The work comprises several short episodes that have no real connection to one another, aside from the reappearance of a man in a white suit. His sole purpose, it seems, is to present a contrast with the other dancers (clad in grey and black against a grey and black background) and dance odd, jerky solos that are nothing short of clownish.

Jardín Infinito was more demonstrative of the spot-on timing and intuitive connection between CND’s dancers than of Duato’s choreographic or narrative prowess. Although the dancers did their best with what they were given, the public exited in droves before the closing curtain touched the stage.

Dance Training
Robin Worrall via Unsplash

Social media has made the dance world a lot smaller, giving users instant access to artists and companies around the world. For aspiring pros, platforms like Instagram can offer a tantalizing glimpse into the life of a working performer. But there's a fine line between taking advantage of what social media can offer and relying too heavily on it.

Keep reading... Show less
UA Dance Ensemble members Candice Barth and Gregory Taylor in Jessica Lang's "Among the Stars." Photo by Ed Flores, courtesy University of Arizona

If you think becoming a trainee or apprentice is the only path to gaining experience in a dance company environment, think again.

The University of Arizona, located in the heart of Tucson, acclimates dancers to the pace and rigor of company life while offering all the academic opportunities of a globally-ranked university. If you're looking to get a head-start on your professional dance career—or to just have a college experience that balances company-level training and repertory with rigorous academics—the University of Arizona's undergraduate and graduate programs have myriad opportunites to offer:

Keep reading... Show less
Dancers Trending
Alice Sheppard/Kinetic Light in DESCENT, which our readers chose as last year's "Most Moving Performance." Photo by Jay Newman, courtesy Kinetic Light

Yes, we realize it's only August. But we can't help but to already be musing about all the incredible dance happenings of 2019.

We're getting ready for our annual Readers' Choice feature, and we want to hear from you about the shows you can't stop thinking about, the dance videos that blew your mind and the artists you discovered this year who everyone should know about.

Keep reading... Show less
Dance History
Sergei Diaghilev, who was terrified of the sea, posing with a life preserver aboard a ship. Photo courtesy DM Archives

On August 19, 1929, shockwaves were felt throughout the dance world as news spread that impresario Sergei Diaghilev had died.

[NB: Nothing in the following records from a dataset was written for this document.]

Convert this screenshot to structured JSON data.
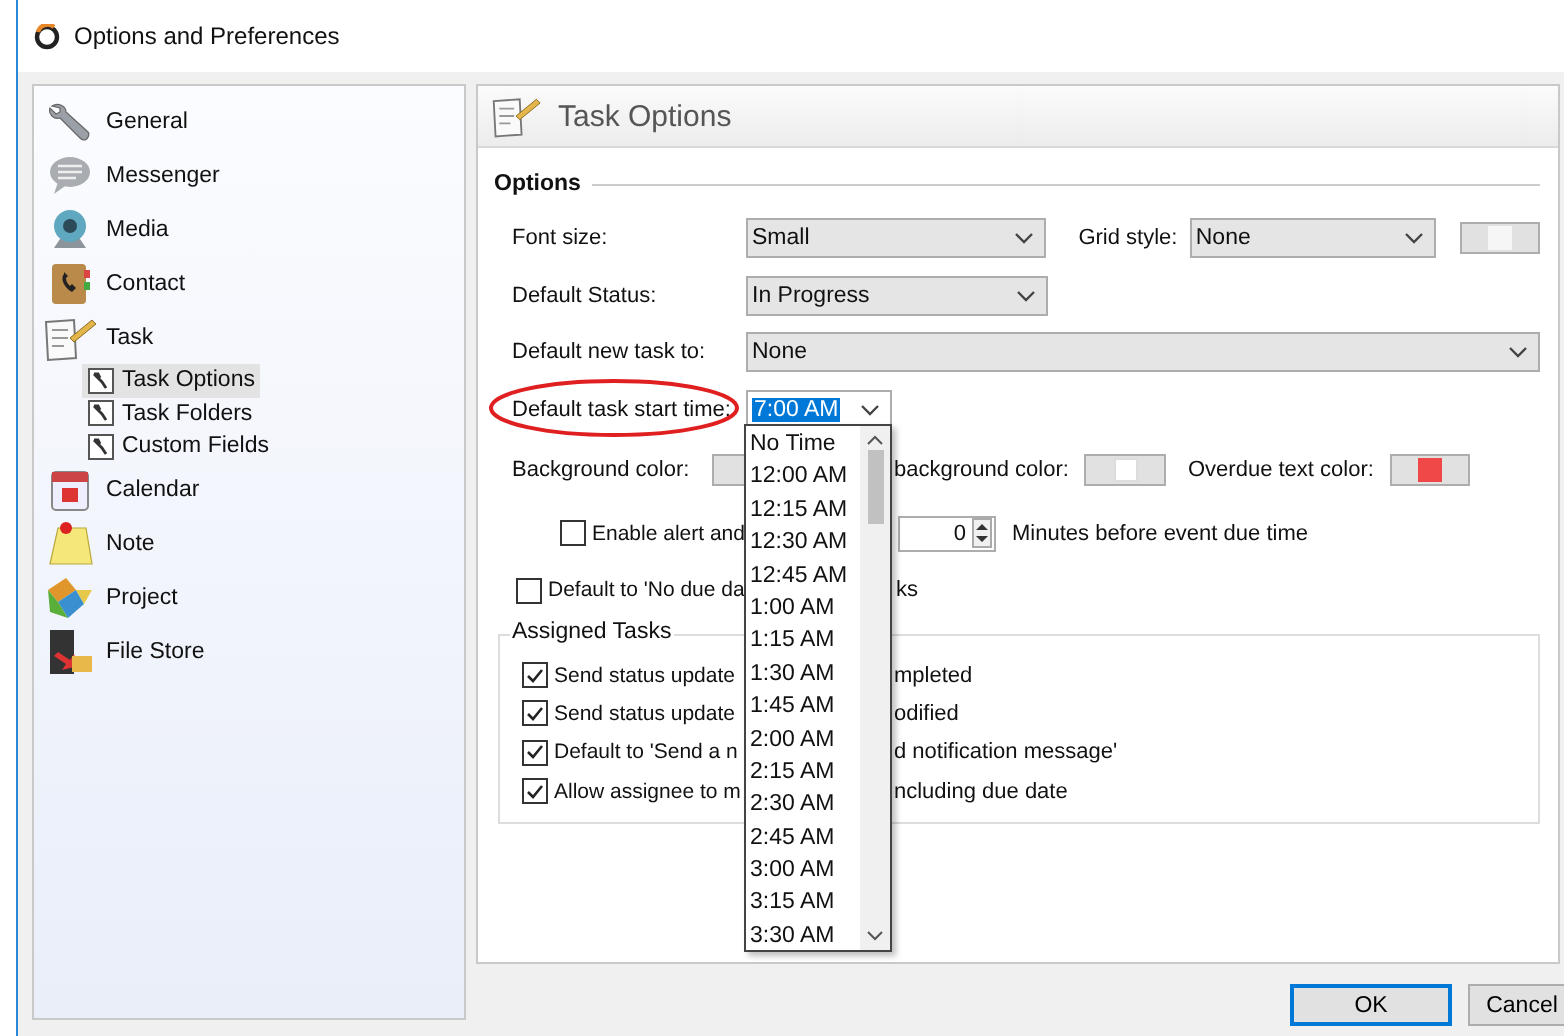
{
  "window": {
    "title": "Options and Preferences"
  },
  "sidebar": {
    "items": [
      {
        "label": "General",
        "selected": false
      },
      {
        "label": "Messenger",
        "selected": false
      },
      {
        "label": "Media",
        "selected": false
      },
      {
        "label": "Contact",
        "selected": false
      },
      {
        "label": "Task",
        "selected": false,
        "children": [
          {
            "label": "Task Options",
            "selected": true
          },
          {
            "label": "Task Folders",
            "selected": false
          },
          {
            "label": "Custom Fields",
            "selected": false
          }
        ]
      },
      {
        "label": "Calendar",
        "selected": false
      },
      {
        "label": "Note",
        "selected": false
      },
      {
        "label": "Project",
        "selected": false
      },
      {
        "label": "File Store",
        "selected": false
      }
    ]
  },
  "panel": {
    "title": "Task Options",
    "section": "Options",
    "font_size": {
      "label": "Font size:",
      "value": "Small"
    },
    "grid_style": {
      "label": "Grid style:",
      "value": "None",
      "color": "#f6f6f6"
    },
    "default_status": {
      "label": "Default Status:",
      "value": "In Progress"
    },
    "default_new_task": {
      "label": "Default new task to:",
      "value": "None"
    },
    "start_time": {
      "label": "Default task start time:",
      "value": "7:00 AM"
    },
    "background_color": {
      "label": "Background color:"
    },
    "second_background_color": {
      "label": "background color:",
      "color": "#ffffff"
    },
    "overdue_text_color": {
      "label": "Overdue text color:",
      "color": "#f04848"
    },
    "alert": {
      "label": "Enable alert and",
      "checked": false,
      "minutes": "0",
      "suffix": "Minutes before event due time"
    },
    "no_due_date": {
      "label": "Default to 'No due da",
      "label_end": "ks",
      "checked": false
    },
    "assigned_tasks": {
      "title": "Assigned Tasks",
      "items": [
        {
          "label": "Send status update",
          "label_end": "mpleted",
          "checked": true
        },
        {
          "label": "Send status update",
          "label_end": "odified",
          "checked": true
        },
        {
          "label": "Default to 'Send a n",
          "label_end": "d notification message'",
          "checked": true
        },
        {
          "label": "Allow assignee to m",
          "label_end": "ncluding due date",
          "checked": true
        }
      ]
    },
    "time_list": {
      "items": [
        "No Time",
        "12:00 AM",
        "12:15 AM",
        "12:30 AM",
        "12:45 AM",
        "1:00 AM",
        "1:15 AM",
        "1:30 AM",
        "1:45 AM",
        "2:00 AM",
        "2:15 AM",
        "2:30 AM",
        "2:45 AM",
        "3:00 AM",
        "3:15 AM",
        "3:30 AM"
      ]
    }
  },
  "buttons": [
    {
      "label": "OK",
      "default": true
    },
    {
      "label": "Cancel",
      "default": false
    }
  ]
}
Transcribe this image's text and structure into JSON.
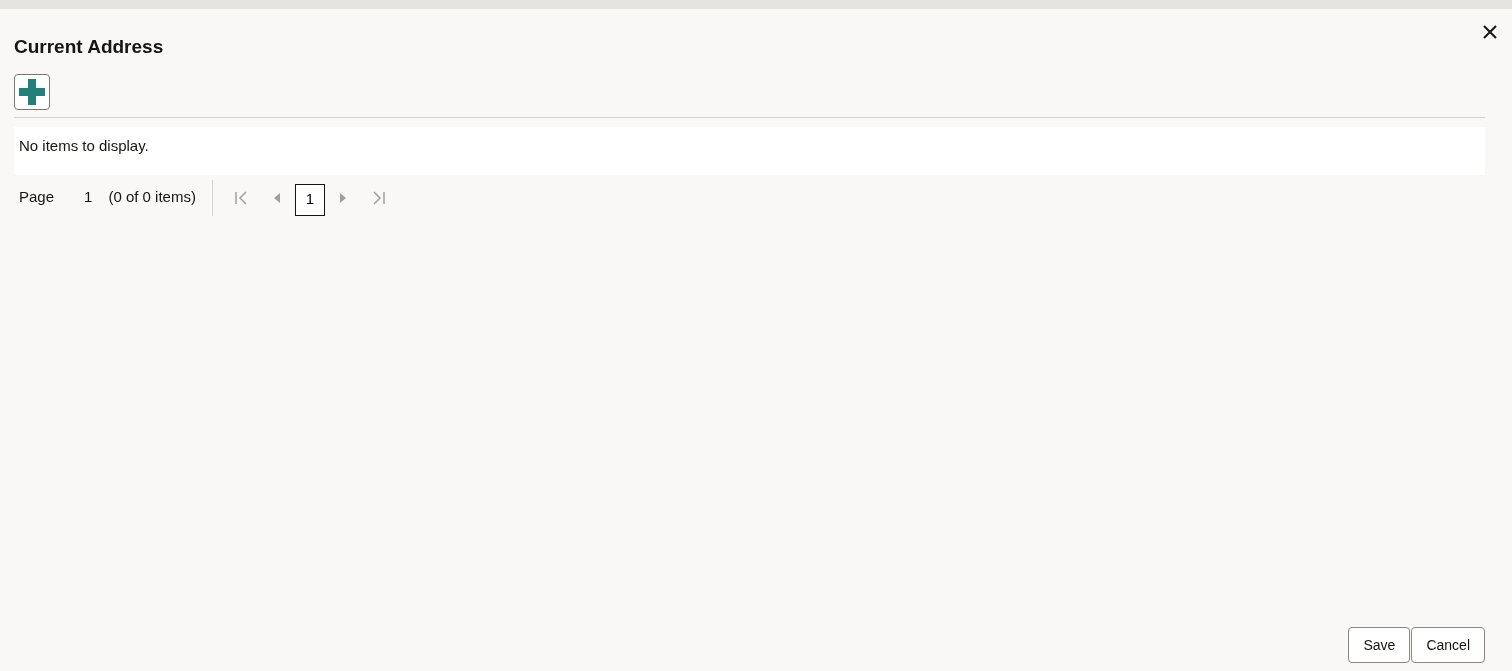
{
  "dialog": {
    "title": "Current Address"
  },
  "table": {
    "empty_message": "No items to display."
  },
  "pager": {
    "label": "Page",
    "page": "1",
    "range": "(0 of 0 items)",
    "current_page": "1"
  },
  "buttons": [
    "Save",
    "Cancel"
  ]
}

The founder of the Ballets Russes rewrote the course of ballet history as the company toured Europe and the U.S., championing collaborations with modernist composers, artists and designers such as Igor Stravinsky, Pablo Picasso and Coco Chanel. The company launched the careers of its five principal choreographers: Michel Fokine, Vaslav Nijinsky, Léonide Massine, Bronislava Nijinska and George Balanchine.

Keep reading... Show less


Get Dance Magazine in your inbox